All records shown below should be given again, character for character.

▶ **Data to use**:
--

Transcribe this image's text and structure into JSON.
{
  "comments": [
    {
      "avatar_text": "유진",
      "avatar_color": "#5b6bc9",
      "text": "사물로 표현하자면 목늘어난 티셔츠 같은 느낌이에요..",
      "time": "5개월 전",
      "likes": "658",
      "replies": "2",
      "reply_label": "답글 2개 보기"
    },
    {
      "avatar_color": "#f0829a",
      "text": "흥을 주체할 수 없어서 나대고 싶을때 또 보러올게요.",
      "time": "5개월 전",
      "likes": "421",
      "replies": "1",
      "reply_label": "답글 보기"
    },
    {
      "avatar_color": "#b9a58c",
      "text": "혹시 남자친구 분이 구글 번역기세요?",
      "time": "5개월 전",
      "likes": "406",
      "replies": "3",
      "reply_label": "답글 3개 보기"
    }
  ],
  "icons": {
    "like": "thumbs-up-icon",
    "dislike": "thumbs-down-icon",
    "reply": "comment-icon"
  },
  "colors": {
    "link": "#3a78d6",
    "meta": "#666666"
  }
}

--

▶ **Solution below**:
Transcribe this image's text and structure into JSON.
{
  "comments": [
    {
      "avatar_text": "유진",
      "avatar_color": "#5b6bc9",
      "text": "사물로 표현하자면 목늘어난 티셔츠 같은 느낌이에요..",
      "time": "5개월 전",
      "likes": "658",
      "replies": "2",
      "reply_label": "답글 2개 보기"
    },
    {
      "avatar_color": "#f0829a",
      "text": "흥을 주체할 수 없어서 나대고 싶을때 또 보러올게요.",
      "time": "5개월 전",
      "likes": "421",
      "replies": "1",
      "reply_label": "답글 보기"
    },
    {
      "avatar_color": "#b9a58c",
      "text": "혹시 남자친구 분이 구글 번역기세요?",
      "time": "5개월 전",
      "likes": "406",
      "replies": "3",
      "reply_label": "답글 3개 보기"
    }
  ],
  "icons": {
    "like": "thumbs-up-icon",
    "dislike": "thumbs-down-icon",
    "reply": "comment-icon"
  },
  "colors": {
    "link": "#3a78d6",
    "meta": "#666666"
  }
}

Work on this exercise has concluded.